(TASK REQUIREMENTS): Pull out every line with the word "camera" from the entries below.

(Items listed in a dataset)
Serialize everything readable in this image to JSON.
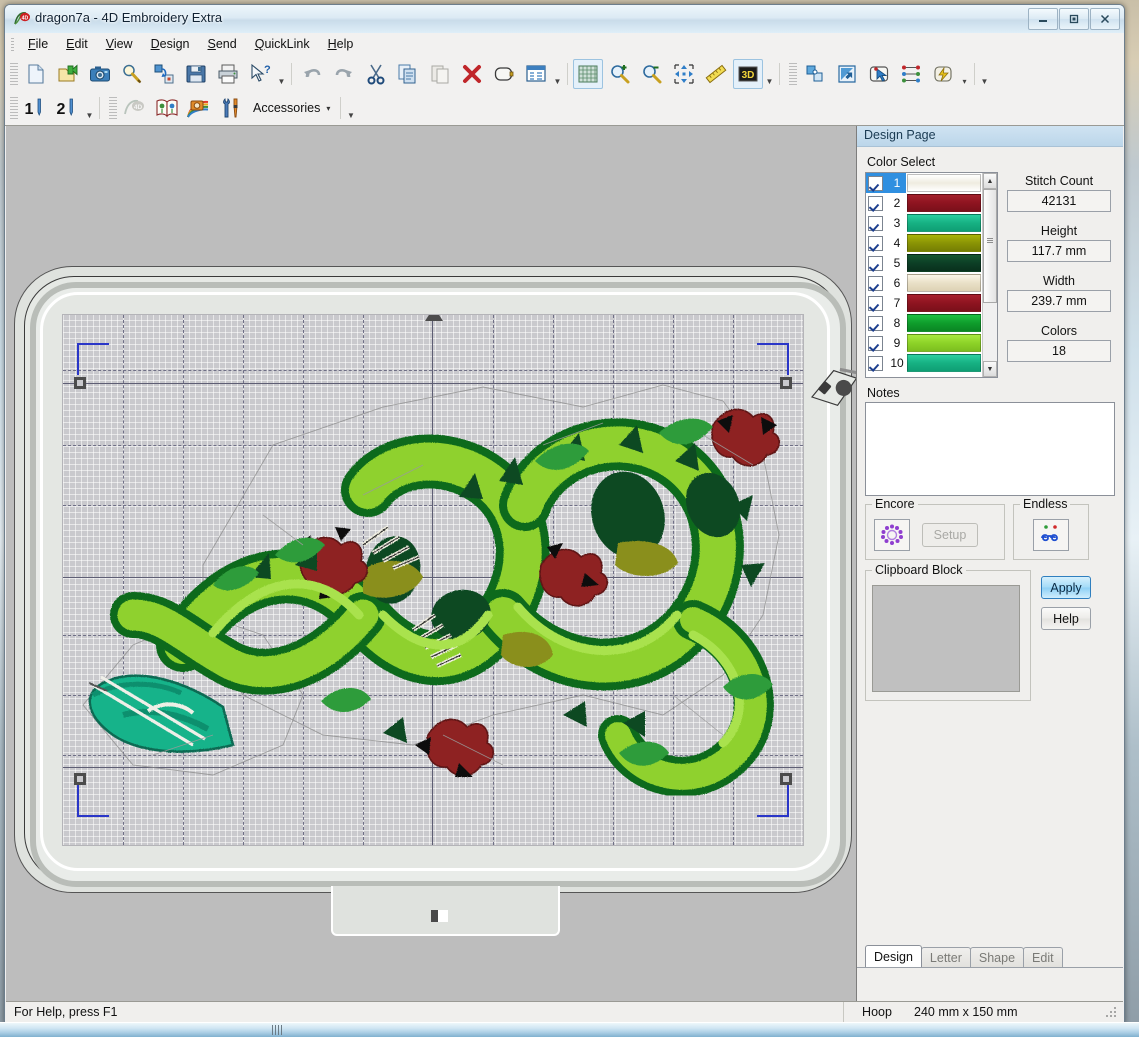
{
  "window": {
    "title": "dragon7a - 4D Embroidery Extra",
    "app_icon": "4d-logo-icon",
    "controls": {
      "minimize": "–",
      "maximize": "□",
      "close": "✕"
    }
  },
  "menu": {
    "items": [
      {
        "label": "File",
        "accel": "F"
      },
      {
        "label": "Edit",
        "accel": "E"
      },
      {
        "label": "View",
        "accel": "V"
      },
      {
        "label": "Design",
        "accel": "D"
      },
      {
        "label": "Send",
        "accel": "S"
      },
      {
        "label": "QuickLink",
        "accel": "Q"
      },
      {
        "label": "Help",
        "accel": "H"
      }
    ]
  },
  "toolbar_main": {
    "buttons": [
      {
        "name": "new-document-button",
        "icon": "page-icon"
      },
      {
        "name": "open-design-button",
        "icon": "open-folder-icon"
      },
      {
        "name": "capture-button",
        "icon": "camera-icon"
      },
      {
        "name": "preview-button",
        "icon": "magnifier-pencil-icon"
      },
      {
        "name": "export-button",
        "icon": "export-blocks-icon"
      },
      {
        "name": "save-button",
        "icon": "floppy-disk-icon"
      },
      {
        "name": "print-button",
        "icon": "printer-icon"
      },
      {
        "name": "context-help-button",
        "icon": "cursor-question-icon"
      },
      {
        "name": "undo-button",
        "icon": "undo-arrow-icon"
      },
      {
        "name": "redo-button",
        "icon": "redo-arrow-icon"
      },
      {
        "name": "cut-button",
        "icon": "scissors-icon"
      },
      {
        "name": "copy-button",
        "icon": "copy-pages-icon"
      },
      {
        "name": "paste-button",
        "icon": "paste-icon"
      },
      {
        "name": "delete-button",
        "icon": "red-x-icon"
      },
      {
        "name": "hoop-button",
        "icon": "hoop-ring-icon"
      },
      {
        "name": "design-properties-button",
        "icon": "window-list-icon"
      },
      {
        "name": "grid-button",
        "icon": "grid-icon"
      },
      {
        "name": "zoom-in-button",
        "icon": "magnifier-plus-icon"
      },
      {
        "name": "zoom-out-button",
        "icon": "magnifier-minus-icon"
      },
      {
        "name": "pan-button",
        "icon": "four-way-arrows-icon"
      },
      {
        "name": "measure-button",
        "icon": "ruler-icon"
      },
      {
        "name": "three-d-button",
        "icon": "3d-icon"
      },
      {
        "name": "combine-button",
        "icon": "blue-squares-icon"
      },
      {
        "name": "modify-block-button",
        "icon": "blue-flag-arrow-icon"
      },
      {
        "name": "select-block-button",
        "icon": "select-arrow-icon"
      },
      {
        "name": "color-change-button",
        "icon": "color-dots-icon"
      },
      {
        "name": "quick-stitch-button",
        "icon": "lightning-icon"
      }
    ],
    "grid_active": true,
    "three_d_active": true
  },
  "toolbar_secondary": {
    "buttons": [
      {
        "name": "needle-1-button",
        "icon": "needle-1-icon",
        "label": "1"
      },
      {
        "name": "needle-2-button",
        "icon": "needle-2-icon",
        "label": "2"
      },
      {
        "name": "4d-suite-button",
        "icon": "4d-logo-icon"
      },
      {
        "name": "catalog-button",
        "icon": "open-book-icon"
      },
      {
        "name": "rainbow-gallery-button",
        "icon": "rainbow-camera-icon"
      },
      {
        "name": "configure-button",
        "icon": "tools-icon"
      }
    ],
    "accessories_label": "Accessories",
    "accessories_chevron": "▾"
  },
  "design_page": {
    "panel_title": "Design Page",
    "color_select": {
      "label": "Color Select",
      "rows": [
        {
          "index": "1",
          "checked": true,
          "color": "#f2f0e6",
          "color2": "#ffffff",
          "selected": true
        },
        {
          "index": "2",
          "checked": true,
          "color": "#8e1420",
          "color2": "#a5202c",
          "selected": false
        },
        {
          "index": "3",
          "checked": true,
          "color": "#16b183",
          "color2": "#2ccfa0",
          "selected": false
        },
        {
          "index": "4",
          "checked": true,
          "color": "#8a9405",
          "color2": "#a9b509",
          "selected": false
        },
        {
          "index": "5",
          "checked": true,
          "color": "#0d3f26",
          "color2": "#14562f",
          "selected": false
        },
        {
          "index": "6",
          "checked": true,
          "color": "#e9e0c7",
          "color2": "#f6efdd",
          "selected": false
        },
        {
          "index": "7",
          "checked": true,
          "color": "#8e1420",
          "color2": "#a8212e",
          "selected": false
        },
        {
          "index": "8",
          "checked": true,
          "color": "#0f9e2c",
          "color2": "#1ec042",
          "selected": false
        },
        {
          "index": "9",
          "checked": true,
          "color": "#8dd328",
          "color2": "#a8e83f",
          "selected": false
        },
        {
          "index": "10",
          "checked": true,
          "color": "#16b183",
          "color2": "#2ccfa0",
          "selected": false
        }
      ],
      "scroll_up_glyph": "▲",
      "scroll_down_glyph": "▼"
    },
    "info": {
      "stitch_count_label": "Stitch Count",
      "stitch_count_value": "42131",
      "height_label": "Height",
      "height_value": "117.7 mm",
      "width_label": "Width",
      "width_value": "239.7 mm",
      "colors_label": "Colors",
      "colors_value": "18"
    },
    "notes": {
      "label": "Notes",
      "value": "",
      "placeholder": ""
    },
    "encore": {
      "label": "Encore",
      "icon": "encore-flower-ring-icon",
      "setup_label": "Setup",
      "setup_disabled": true
    },
    "endless": {
      "label": "Endless",
      "icon": "endless-swirl-icon"
    },
    "clipboard_block": {
      "label": "Clipboard Block"
    },
    "buttons": {
      "apply_label": "Apply",
      "help_label": "Help"
    },
    "tabs": [
      {
        "label": "Design",
        "active": true
      },
      {
        "label": "Letter",
        "active": false
      },
      {
        "label": "Shape",
        "active": false
      },
      {
        "label": "Edit",
        "active": false
      }
    ]
  },
  "status_bar": {
    "hint": "For Help, press F1",
    "hoop_label": "Hoop",
    "hoop_value": "240 mm x 150 mm"
  },
  "canvas": {
    "design_name": "dragon7a",
    "subject": "green-dragon-embroidery",
    "hoop_type": "embroidery-hoop",
    "grid_visible": true
  },
  "colors": {
    "accent": "#2f8fe0",
    "panel_bg": "#f0efed",
    "canvas_bg": "#bdbdbd",
    "hoop_body": "#dfe2de",
    "design_bg": "#c9c9cd",
    "marker_blue": "#2a36c8"
  }
}
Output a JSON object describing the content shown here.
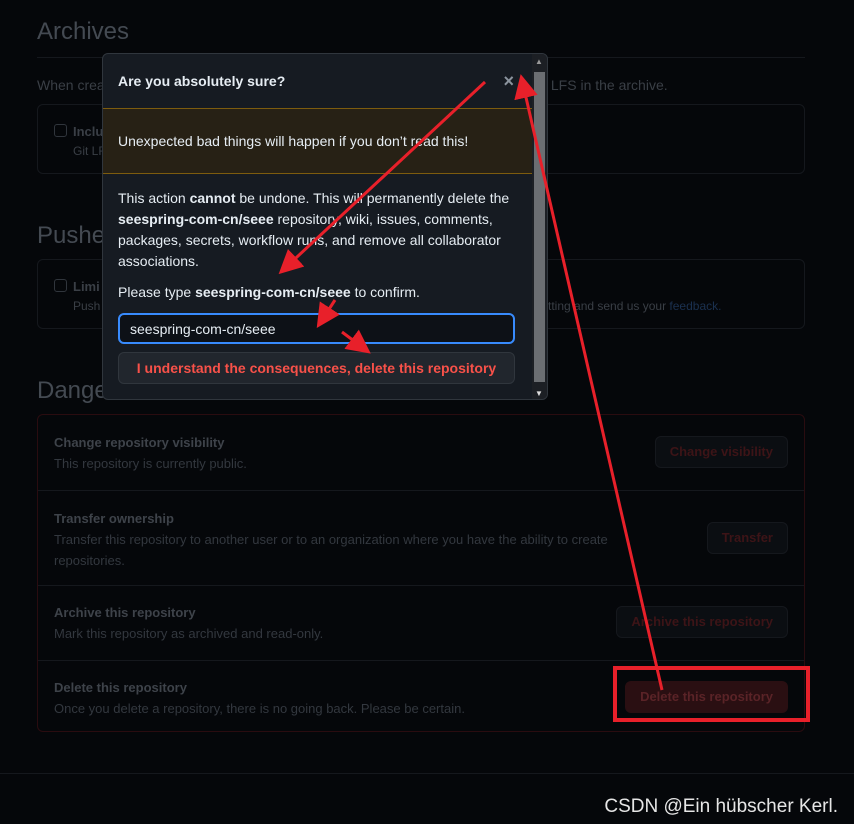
{
  "background": {
    "archives_title": "Archives",
    "archives_desc_left": "When crea",
    "archives_desc_right": "it LFS in the archive.",
    "include_label": "Inclu",
    "include_sub": "Git LF",
    "pushes_title": "Pushe",
    "limit_label": "Limi",
    "limit_sub": "Push",
    "limit_sub_right": "tting and send us your",
    "feedback_link": "feedback.",
    "danger_title": "Dange"
  },
  "danger_zone": [
    {
      "title": "Change repository visibility",
      "desc": "This repository is currently public.",
      "button": "Change visibility"
    },
    {
      "title": "Transfer ownership",
      "desc": "Transfer this repository to another user or to an organization where you have the ability to create repositories.",
      "button": "Transfer"
    },
    {
      "title": "Archive this repository",
      "desc": "Mark this repository as archived and read-only.",
      "button": "Archive this repository"
    },
    {
      "title": "Delete this repository",
      "desc": "Once you delete a repository, there is no going back. Please be certain.",
      "button": "Delete this repository"
    }
  ],
  "modal": {
    "title": "Are you absolutely sure?",
    "close_icon": "×",
    "warning": "Unexpected bad things will happen if you don’t read this!",
    "p1_a": "This action ",
    "p1_b": "cannot",
    "p1_c": " be undone. This will permanently delete the ",
    "p1_repo": "seespring-com-cn/seee",
    "p1_d": " repository, wiki, issues, comments, packages, secrets, workflow runs, and remove all collaborator associations.",
    "p2_a": "Please type ",
    "p2_repo": "seespring-com-cn/seee",
    "p2_b": " to confirm.",
    "input_value": "seespring-com-cn/seee",
    "confirm_button": "I understand the consequences, delete this repository"
  },
  "watermark": "CSDN @Ein hübscher Kerl.",
  "colors": {
    "annotation": "#e8202a",
    "danger": "#f85149",
    "focus": "#388bfd"
  }
}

(SOLUTION TO THE EXERCISE):
        "icon": "camera-icon"
        "icon": "rainbow-camera-icon"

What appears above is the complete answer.